How Long Do I Really Need To Keep My Tax Records?

Thursday, April 14, 2022 -      written by Timothy Perry        

Surprisingly, there is not a clear-cut answer to this common quandary. If you are as fanatical as the O.C.D. plagued Howard Hughes then the answer is likely forever. If you are conservatively cautious and somebody who buys a 2 million dollar insurance policy when a 1 million dollar policy might suffice, then 6 years is probably more compatible with your risk tolerance. If you are a gambler who puts half your monthly paycheck on red number 7 in Vegas, then 3 years might work… but only most of the time. Don’t worry, the following best practices will add clarity so that you don’t finish this article while still scratching your head.

1.   Save completed tax returns for at least 10 years

2.   Save each return’s supporting documents for at least 6 years

Follow these two simple rules and if you are ever audited, you’ll be happy you did.

Because a small percentage of audits are selected at random it means anyone can become the target of an IRS audit. However, if you do everything right the odds of an audit are extremely low. If you become one of the unfortunate few who goes through this sometimes excruciating process, having detailed records will make the audit process much less torturous. Retaining sufficient supporting documentation and records can help ensure you don’t pay taxes, penalties, and interest on what should continue to be legitimate deductions simply because you can no longer document them.

The 3-year audit window

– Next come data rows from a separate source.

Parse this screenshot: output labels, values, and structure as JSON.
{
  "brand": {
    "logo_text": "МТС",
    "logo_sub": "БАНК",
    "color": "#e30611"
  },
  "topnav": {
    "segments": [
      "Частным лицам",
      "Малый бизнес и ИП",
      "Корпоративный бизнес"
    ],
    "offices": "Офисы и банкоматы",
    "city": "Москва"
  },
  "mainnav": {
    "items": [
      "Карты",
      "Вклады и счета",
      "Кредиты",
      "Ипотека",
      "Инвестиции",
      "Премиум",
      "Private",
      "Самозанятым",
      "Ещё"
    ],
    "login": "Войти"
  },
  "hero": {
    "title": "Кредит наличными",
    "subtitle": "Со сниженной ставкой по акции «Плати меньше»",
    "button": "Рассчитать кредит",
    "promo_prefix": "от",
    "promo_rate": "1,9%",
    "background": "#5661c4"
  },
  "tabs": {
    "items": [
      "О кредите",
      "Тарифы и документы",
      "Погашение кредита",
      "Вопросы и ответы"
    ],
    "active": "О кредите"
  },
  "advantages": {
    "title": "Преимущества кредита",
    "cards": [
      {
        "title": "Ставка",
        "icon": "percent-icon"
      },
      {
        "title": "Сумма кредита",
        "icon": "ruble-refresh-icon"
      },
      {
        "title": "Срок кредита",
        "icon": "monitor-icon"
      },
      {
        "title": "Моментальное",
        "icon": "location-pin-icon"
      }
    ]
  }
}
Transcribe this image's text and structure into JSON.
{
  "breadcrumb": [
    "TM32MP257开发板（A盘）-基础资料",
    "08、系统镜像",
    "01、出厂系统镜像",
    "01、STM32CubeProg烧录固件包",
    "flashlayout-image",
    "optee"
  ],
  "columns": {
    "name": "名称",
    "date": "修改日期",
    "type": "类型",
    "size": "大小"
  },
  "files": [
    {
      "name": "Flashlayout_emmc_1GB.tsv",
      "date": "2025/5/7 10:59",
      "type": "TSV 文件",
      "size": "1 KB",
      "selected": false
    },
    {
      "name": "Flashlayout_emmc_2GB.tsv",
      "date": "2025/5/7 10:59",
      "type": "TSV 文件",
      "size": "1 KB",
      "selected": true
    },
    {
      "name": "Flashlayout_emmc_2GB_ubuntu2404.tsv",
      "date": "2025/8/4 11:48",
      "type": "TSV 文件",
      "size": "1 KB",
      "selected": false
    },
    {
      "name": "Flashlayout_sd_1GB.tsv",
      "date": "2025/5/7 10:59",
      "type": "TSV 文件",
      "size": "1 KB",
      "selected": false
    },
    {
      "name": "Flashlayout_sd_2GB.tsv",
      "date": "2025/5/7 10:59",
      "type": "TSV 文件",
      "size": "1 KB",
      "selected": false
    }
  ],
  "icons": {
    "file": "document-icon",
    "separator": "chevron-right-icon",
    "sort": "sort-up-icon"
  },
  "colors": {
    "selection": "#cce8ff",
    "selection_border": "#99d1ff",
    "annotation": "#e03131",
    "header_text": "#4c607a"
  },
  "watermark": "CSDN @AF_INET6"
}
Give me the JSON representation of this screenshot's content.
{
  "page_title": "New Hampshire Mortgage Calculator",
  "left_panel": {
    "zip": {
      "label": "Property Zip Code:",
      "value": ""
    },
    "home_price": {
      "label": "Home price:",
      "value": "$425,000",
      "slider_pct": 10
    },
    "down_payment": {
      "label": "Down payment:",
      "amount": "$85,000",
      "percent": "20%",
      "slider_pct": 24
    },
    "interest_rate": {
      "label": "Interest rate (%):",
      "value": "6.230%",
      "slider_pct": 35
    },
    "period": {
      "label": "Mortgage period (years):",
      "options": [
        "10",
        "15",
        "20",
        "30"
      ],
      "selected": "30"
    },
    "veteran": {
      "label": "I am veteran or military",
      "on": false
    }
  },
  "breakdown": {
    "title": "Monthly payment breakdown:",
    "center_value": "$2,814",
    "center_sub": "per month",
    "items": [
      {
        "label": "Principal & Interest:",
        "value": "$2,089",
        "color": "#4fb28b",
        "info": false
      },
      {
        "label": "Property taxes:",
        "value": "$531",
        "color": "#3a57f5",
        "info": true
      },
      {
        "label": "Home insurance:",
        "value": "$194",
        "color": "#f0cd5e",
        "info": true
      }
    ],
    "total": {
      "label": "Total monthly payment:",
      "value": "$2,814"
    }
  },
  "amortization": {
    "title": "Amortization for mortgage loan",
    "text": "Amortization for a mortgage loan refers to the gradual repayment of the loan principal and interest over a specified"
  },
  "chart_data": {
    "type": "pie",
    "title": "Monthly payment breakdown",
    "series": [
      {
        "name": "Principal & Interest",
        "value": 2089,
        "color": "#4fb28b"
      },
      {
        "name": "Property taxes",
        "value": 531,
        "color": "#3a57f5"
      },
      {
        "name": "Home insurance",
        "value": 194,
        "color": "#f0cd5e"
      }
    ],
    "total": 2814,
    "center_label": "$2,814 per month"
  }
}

The IRS can initiate an audit within 3 years from the date you file your tax return. Hence our recommended bare-bones retention period of 3 years for tax records. So why potentially hang on to things 6 years or longer? A few reasons. During the audit process, the IRS can expand the scope of the audit to 6 years if the examiner finds evidence that your income was underreported by at least 25%. Unnervingly, there is no limit on how far back an IRS audit can go when the IRS suspects fraud. This could make an audit significantly more problematic and exponentially more challenging and costly to deal with.

Save These Tax Documents For 6 Years

A minimum 6 year retention period is recommended for the following documents:

Income Reporting Forms: forms or other documents reporting wages, dividends, interest, and capital gains or losses

  • W-2 forms
  • 1099 forms (Contractor income, miscellaneous income)

Receipts for expenses claimed as tax deductions

Note: You need actual receipts, not credit card statements to back up your deducted expenses.

  • Business travel and meals
  • Home office expenses
  • Medical expenses
  • Professional memberships, subscriptions, and classes
  • Automobile expenses or mileage logs

Receipts for charitable contributions

  • For donated items with stated values over $5,000, save a professional valuation document or risk the value being reduced

Gift letters for tax-exempt gifts

  • 2021 tax year annual gift tax exclusion - $15,000
  • 2022 tax year annual gift tax exclusion - $16,000

1098 & 1098-C, E, or T forms

  • Form 1098: Mortgage interest paid
  • Form 1098-E: Interest paid on qualified student loans
  • Form 1098-C: Donations of automobiles, boats, and airplanes to charitable organizations
  • Form 1098-T: Post-secondary tuition and related fees. Used to calculate education-related tax deductions, scholarships and grants received that may reduce the taxpayer’s allowable deductions

Health insurance records

  • Alternatively, keep exempt status records

Business owners: Keep these additional documents

Businesses potentially have additional types of audits to contend with. Payroll, and sales & use tax audits will go smoother if you retain the following documents for 3 to 6 years.

  • Inventory logs
  • Sales journals
  • General ledgers
  • Sales tax exemption certificates
  • Payroll records

Save these records for more than 6 Years

Inherited or gifted asset records should be kept for 10 plus years

  • Stocks, cryptocurrency, and other investments
  • Records should show the original purchase price and purchase date, as well as the date you received the investment
  • Section 1202 - Qualified small business stock gain exclusion. These rules are complex. Work with a professional and keep good records

Real Estate Purchase records

  • Closing Disclosure statements (formerly HUD 1 statement)

Investment purchase records

  • Stocks, mutual funds, cryptocurrency, and other investments
  • These records should include the purchase price (cost basis) and date of purchase

Birth certificates

  • Both your’s and your children’s – Keep for a lifetime

Adoption records

  • Your children

Divorce decrees

  • Keep your entire lifetime

For most of us that don’t live in a 500-square-foot NYC apartment, keeping a couple of banker boxes or fireproof boxes of tax documents is not going to cramp our home’s feng shui, so just do it. Proper preparation and organization coupled with a prudent retention plan for tax records will make life infinitely better should you ever be audited. These very same things can potentially lower your tax bill each year and greatly reduce the odds of an IRS audit. Another great reason to get your (tax) act together.